[Stored data]
***

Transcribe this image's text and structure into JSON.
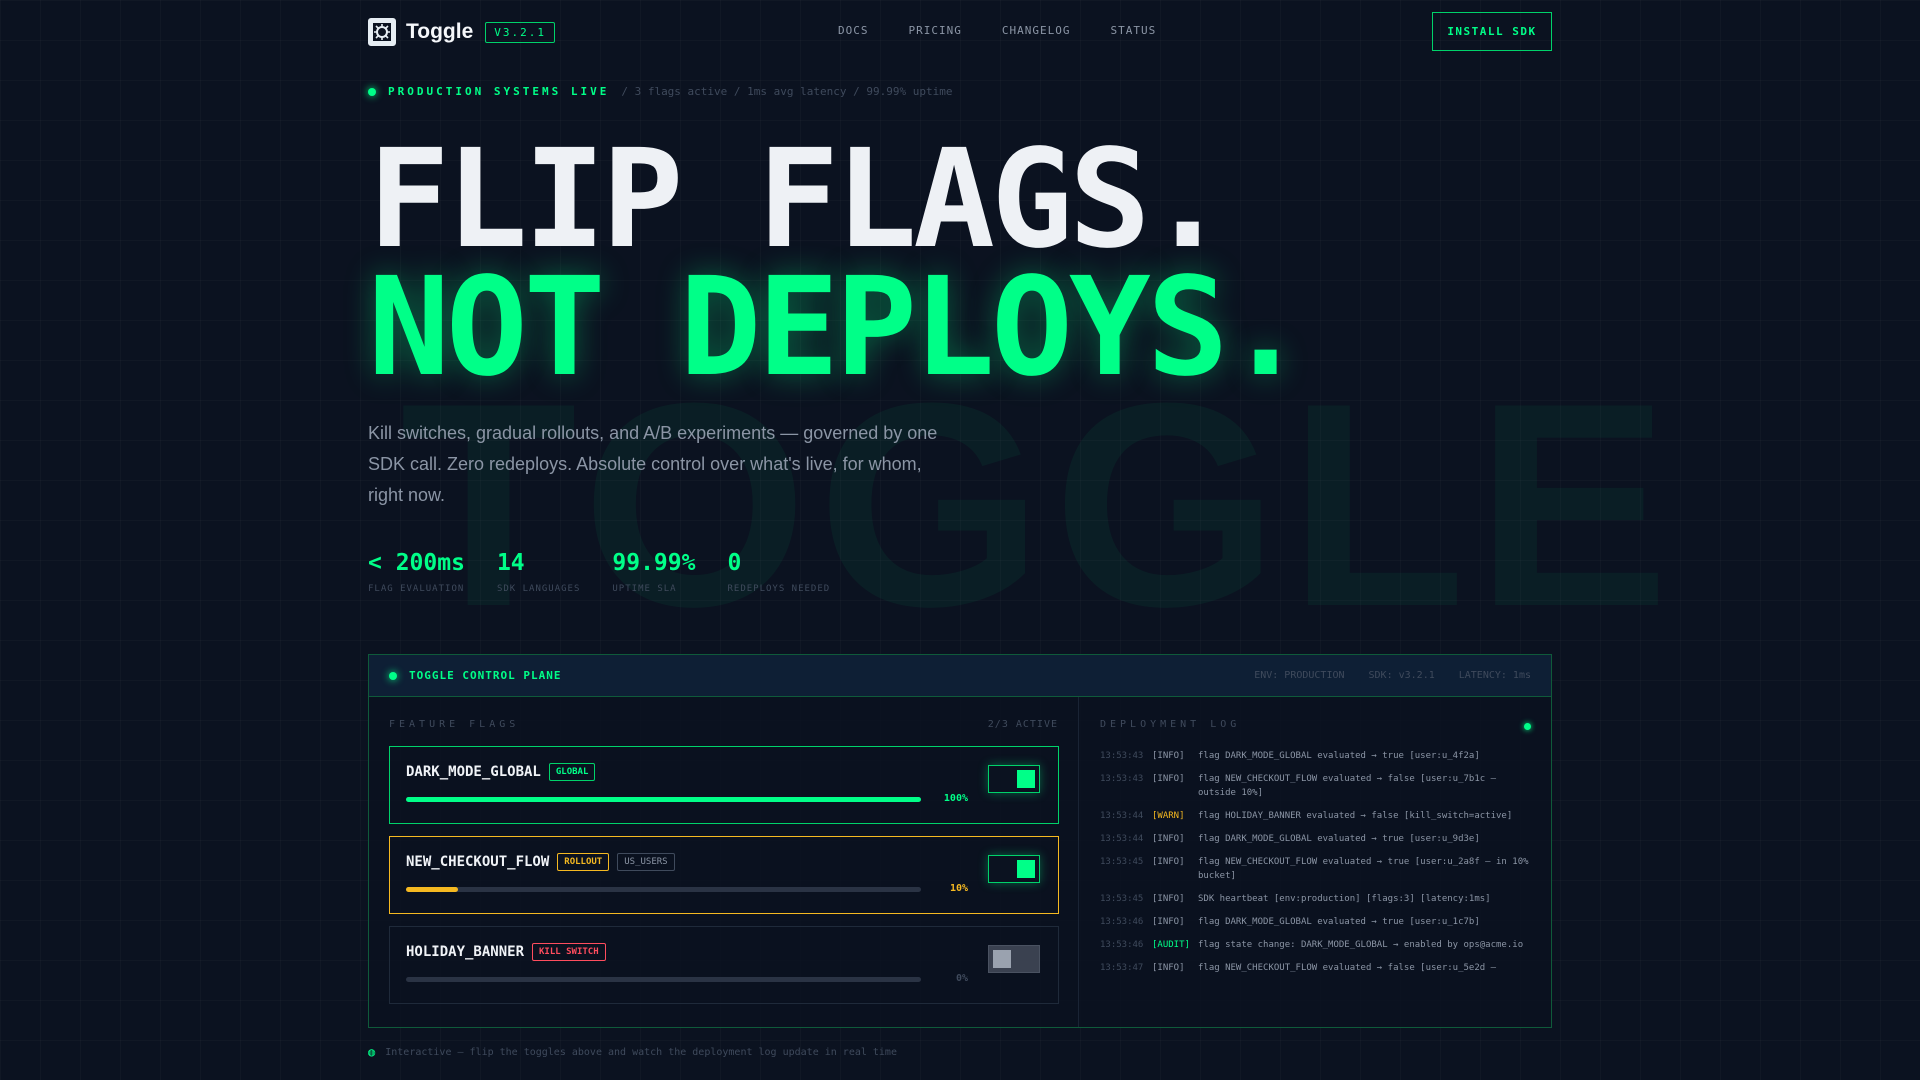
{
  "nav": {
    "brand": "Toggle",
    "version": "V3.2.1",
    "links": [
      "DOCS",
      "PRICING",
      "CHANGELOG",
      "STATUS"
    ],
    "cta": "INSTALL SDK"
  },
  "status": {
    "live": "PRODUCTION SYSTEMS LIVE",
    "meta": "/ 3 flags active / 1ms avg latency / 99.99% uptime"
  },
  "hero": {
    "line1": "FLIP FLAGS.",
    "line2": "NOT DEPLOYS.",
    "watermark": "TOGGLE",
    "lede": "Kill switches, gradual rollouts, and A/B experiments — governed by one SDK call. Zero redeploys. Absolute control over what's live, for whom, right now."
  },
  "stats": [
    {
      "value": "< 200ms",
      "label": "FLAG EVALUATION"
    },
    {
      "value": "14",
      "label": "SDK LANGUAGES"
    },
    {
      "value": "99.99%",
      "label": "UPTIME SLA"
    },
    {
      "value": "0",
      "label": "REDEPLOYS NEEDED"
    }
  ],
  "panel": {
    "title": "TOGGLE CONTROL PLANE",
    "env": "ENV: PRODUCTION",
    "sdk": "SDK: v3.2.1",
    "latency": "LATENCY: 1ms",
    "flags_heading": "FEATURE FLAGS",
    "flags_count": "2/3 ACTIVE",
    "log_heading": "DEPLOYMENT LOG"
  },
  "flags": [
    {
      "name": "DARK_MODE_GLOBAL",
      "tags": [
        "GLOBAL"
      ],
      "rollout": 1.0,
      "pct": "100%",
      "enabled": true,
      "color": "#00ff88"
    },
    {
      "name": "NEW_CHECKOUT_FLOW",
      "tags": [
        "ROLLOUT",
        "US_USERS"
      ],
      "rollout": 0.1,
      "pct": "10%",
      "enabled": true,
      "color": "#f5b921"
    },
    {
      "name": "HOLIDAY_BANNER",
      "tags": [
        "KILL SWITCH"
      ],
      "rollout": 0.0,
      "pct": "0%",
      "enabled": false,
      "color": "#3f4a5c"
    }
  ],
  "log": [
    {
      "time": "13:53:43",
      "level": "[INFO]",
      "msg": "flag DARK_MODE_GLOBAL evaluated → true [user:u_4f2a]"
    },
    {
      "time": "13:53:43",
      "level": "[INFO]",
      "msg": "flag NEW_CHECKOUT_FLOW evaluated → false [user:u_7b1c — outside 10%]"
    },
    {
      "time": "13:53:44",
      "level": "[WARN]",
      "msg": "flag HOLIDAY_BANNER evaluated → false [kill_switch=active]"
    },
    {
      "time": "13:53:44",
      "level": "[INFO]",
      "msg": "flag DARK_MODE_GLOBAL evaluated → true [user:u_9d3e]"
    },
    {
      "time": "13:53:45",
      "level": "[INFO]",
      "msg": "flag NEW_CHECKOUT_FLOW evaluated → true [user:u_2a8f — in 10% bucket]"
    },
    {
      "time": "13:53:45",
      "level": "[INFO]",
      "msg": "SDK heartbeat [env:production] [flags:3] [latency:1ms]"
    },
    {
      "time": "13:53:46",
      "level": "[INFO]",
      "msg": "flag DARK_MODE_GLOBAL evaluated → true [user:u_1c7b]"
    },
    {
      "time": "13:53:46",
      "level": "[AUDIT]",
      "msg": "flag state change: DARK_MODE_GLOBAL → enabled by ops@acme.io"
    },
    {
      "time": "13:53:47",
      "level": "[INFO]",
      "msg": "flag NEW_CHECKOUT_FLOW evaluated → false [user:u_5e2d —"
    }
  ],
  "hint": "Interactive — flip the toggles above and watch the deployment log update in real time",
  "colors": {
    "accent": "#00ff88",
    "amber": "#f5b921",
    "danger": "#ff4d5e",
    "bg": "#0b1220"
  }
}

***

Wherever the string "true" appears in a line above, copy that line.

WRITTEN RESPONSE >>
      "enabled": true,
      "enabled": true,
      "msg": "flag DARK_MODE_GLOBAL evaluated → true [user:u_4f2a]"
      "msg": "flag DARK_MODE_GLOBAL evaluated → true [user:u_9d3e]"
      "msg": "flag NEW_CHECKOUT_FLOW evaluated → true [user:u_2a8f — in 10% bucket]"
      "msg": "flag DARK_MODE_GLOBAL evaluated → true [user:u_1c7b]"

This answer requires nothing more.